===== Input data =====

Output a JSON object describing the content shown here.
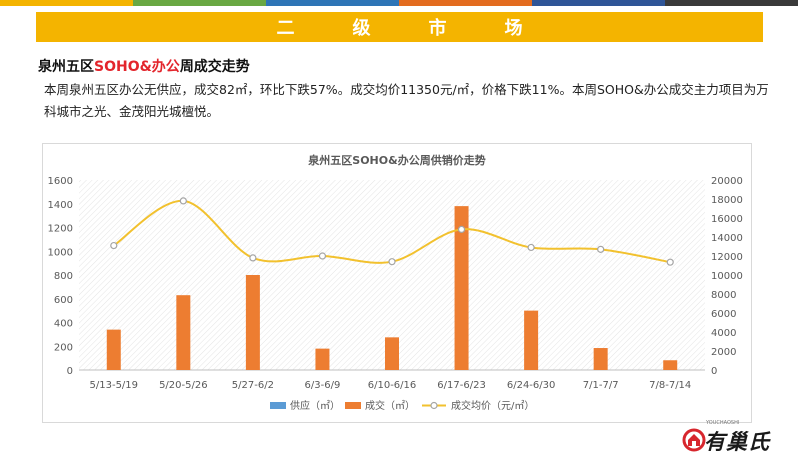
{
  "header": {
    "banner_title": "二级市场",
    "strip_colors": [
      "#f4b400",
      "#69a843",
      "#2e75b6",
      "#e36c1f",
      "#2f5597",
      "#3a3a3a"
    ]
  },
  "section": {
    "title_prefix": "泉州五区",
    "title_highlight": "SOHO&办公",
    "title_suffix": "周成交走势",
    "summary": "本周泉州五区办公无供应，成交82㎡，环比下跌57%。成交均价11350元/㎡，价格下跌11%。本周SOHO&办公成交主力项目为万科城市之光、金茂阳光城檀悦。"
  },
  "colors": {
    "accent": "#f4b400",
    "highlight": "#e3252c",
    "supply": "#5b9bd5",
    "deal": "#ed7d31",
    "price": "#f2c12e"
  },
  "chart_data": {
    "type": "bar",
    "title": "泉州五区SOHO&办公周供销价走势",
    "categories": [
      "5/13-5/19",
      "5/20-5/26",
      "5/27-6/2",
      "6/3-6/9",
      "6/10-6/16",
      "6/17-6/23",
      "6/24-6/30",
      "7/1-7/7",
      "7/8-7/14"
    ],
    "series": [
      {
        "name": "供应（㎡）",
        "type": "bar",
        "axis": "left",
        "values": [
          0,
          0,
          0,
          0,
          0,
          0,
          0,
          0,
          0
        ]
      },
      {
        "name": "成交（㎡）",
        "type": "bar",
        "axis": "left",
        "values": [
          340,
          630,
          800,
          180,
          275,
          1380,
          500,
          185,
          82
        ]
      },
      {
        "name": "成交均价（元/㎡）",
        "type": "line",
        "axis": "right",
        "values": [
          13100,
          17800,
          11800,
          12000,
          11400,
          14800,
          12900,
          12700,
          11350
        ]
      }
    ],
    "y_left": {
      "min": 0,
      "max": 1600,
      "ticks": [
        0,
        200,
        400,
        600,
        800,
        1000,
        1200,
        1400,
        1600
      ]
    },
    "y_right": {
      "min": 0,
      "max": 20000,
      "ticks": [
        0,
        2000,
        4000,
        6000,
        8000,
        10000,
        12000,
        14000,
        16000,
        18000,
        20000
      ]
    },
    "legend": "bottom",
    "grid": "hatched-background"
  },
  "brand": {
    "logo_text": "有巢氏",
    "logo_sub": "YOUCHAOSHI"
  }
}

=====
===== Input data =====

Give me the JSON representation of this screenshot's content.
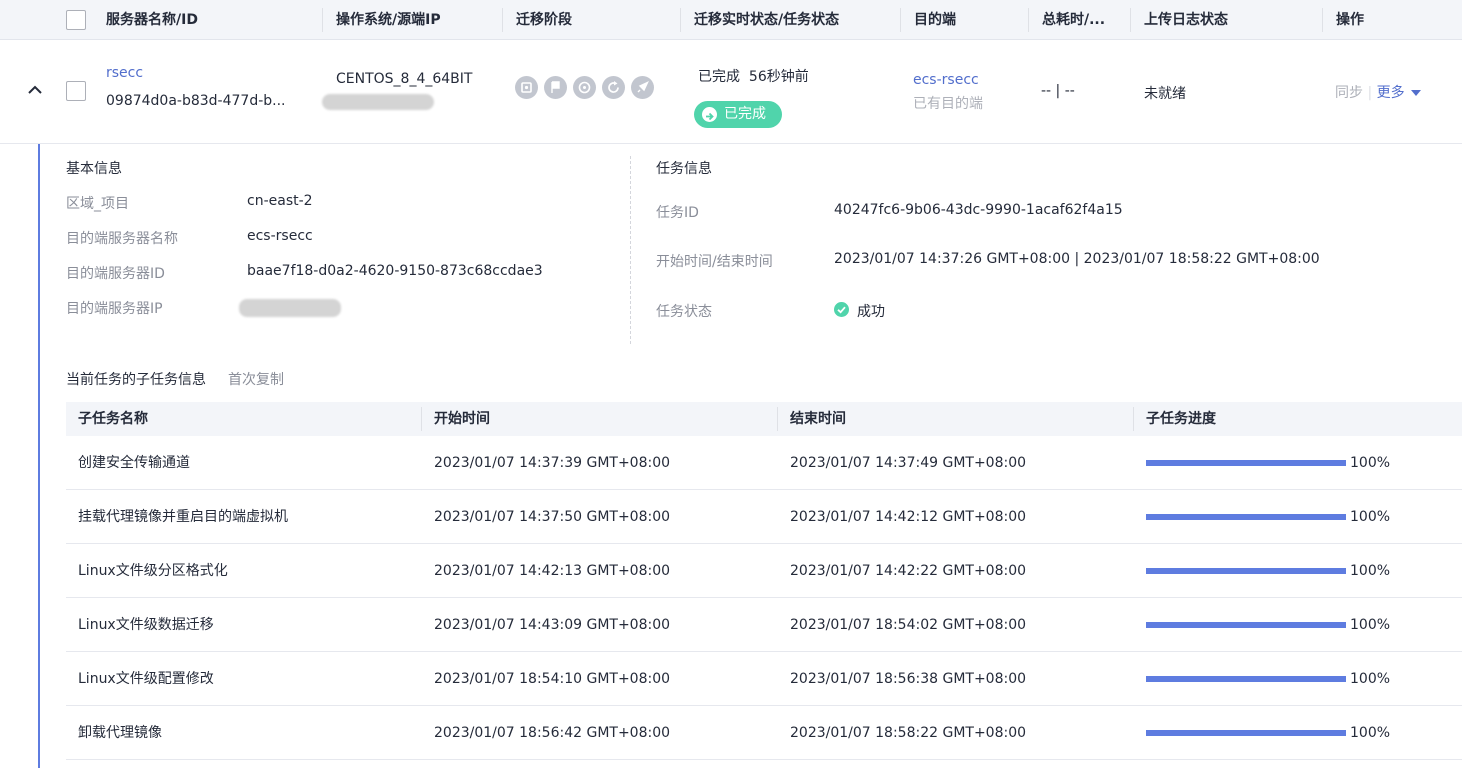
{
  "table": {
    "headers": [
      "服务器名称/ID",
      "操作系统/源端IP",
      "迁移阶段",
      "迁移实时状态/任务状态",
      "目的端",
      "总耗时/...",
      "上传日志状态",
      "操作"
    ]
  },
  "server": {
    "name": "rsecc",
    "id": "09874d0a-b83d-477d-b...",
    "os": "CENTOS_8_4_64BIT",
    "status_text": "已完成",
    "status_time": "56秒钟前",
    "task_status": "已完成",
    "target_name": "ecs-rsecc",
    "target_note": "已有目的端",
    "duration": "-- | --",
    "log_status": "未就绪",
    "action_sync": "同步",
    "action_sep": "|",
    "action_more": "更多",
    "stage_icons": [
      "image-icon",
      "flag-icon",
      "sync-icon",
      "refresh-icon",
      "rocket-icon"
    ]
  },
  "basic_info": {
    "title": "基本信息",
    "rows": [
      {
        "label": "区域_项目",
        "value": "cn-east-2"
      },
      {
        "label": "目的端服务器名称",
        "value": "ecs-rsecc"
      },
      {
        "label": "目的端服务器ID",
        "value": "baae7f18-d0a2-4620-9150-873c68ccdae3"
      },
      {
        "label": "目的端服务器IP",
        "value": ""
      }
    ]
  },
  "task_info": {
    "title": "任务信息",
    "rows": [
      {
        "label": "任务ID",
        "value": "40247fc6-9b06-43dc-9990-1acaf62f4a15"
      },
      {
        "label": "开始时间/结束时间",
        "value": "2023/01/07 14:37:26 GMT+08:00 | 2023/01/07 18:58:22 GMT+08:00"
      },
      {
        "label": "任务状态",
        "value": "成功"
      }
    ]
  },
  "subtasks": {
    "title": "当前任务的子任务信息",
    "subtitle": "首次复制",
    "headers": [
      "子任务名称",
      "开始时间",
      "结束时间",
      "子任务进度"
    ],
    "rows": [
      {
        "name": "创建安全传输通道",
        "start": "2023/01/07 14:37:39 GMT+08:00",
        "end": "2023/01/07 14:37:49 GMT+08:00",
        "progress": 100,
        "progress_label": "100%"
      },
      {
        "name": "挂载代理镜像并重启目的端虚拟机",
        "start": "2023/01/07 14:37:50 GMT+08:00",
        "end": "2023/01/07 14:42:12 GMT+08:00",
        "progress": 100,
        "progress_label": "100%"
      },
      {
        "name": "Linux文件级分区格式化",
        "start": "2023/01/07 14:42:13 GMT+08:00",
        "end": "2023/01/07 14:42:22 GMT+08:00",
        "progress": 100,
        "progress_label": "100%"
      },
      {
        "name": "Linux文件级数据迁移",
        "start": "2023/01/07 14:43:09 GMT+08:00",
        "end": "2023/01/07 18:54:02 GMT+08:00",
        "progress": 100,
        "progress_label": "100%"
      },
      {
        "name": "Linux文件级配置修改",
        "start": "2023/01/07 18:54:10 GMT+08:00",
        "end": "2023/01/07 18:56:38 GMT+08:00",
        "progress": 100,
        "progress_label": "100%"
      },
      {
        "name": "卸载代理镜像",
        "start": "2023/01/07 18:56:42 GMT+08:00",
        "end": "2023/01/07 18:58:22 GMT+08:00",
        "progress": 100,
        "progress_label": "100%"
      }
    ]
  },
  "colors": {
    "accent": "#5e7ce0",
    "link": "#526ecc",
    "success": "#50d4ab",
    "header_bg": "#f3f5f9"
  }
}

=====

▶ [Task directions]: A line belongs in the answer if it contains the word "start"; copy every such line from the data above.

▶ [Expected answer]:
        "start": "2023/01/07 14:37:39 GMT+08:00",
        "start": "2023/01/07 14:37:50 GMT+08:00",
        "start": "2023/01/07 14:42:13 GMT+08:00",
        "start": "2023/01/07 14:43:09 GMT+08:00",
        "start": "2023/01/07 18:54:10 GMT+08:00",
        "start": "2023/01/07 18:56:42 GMT+08:00",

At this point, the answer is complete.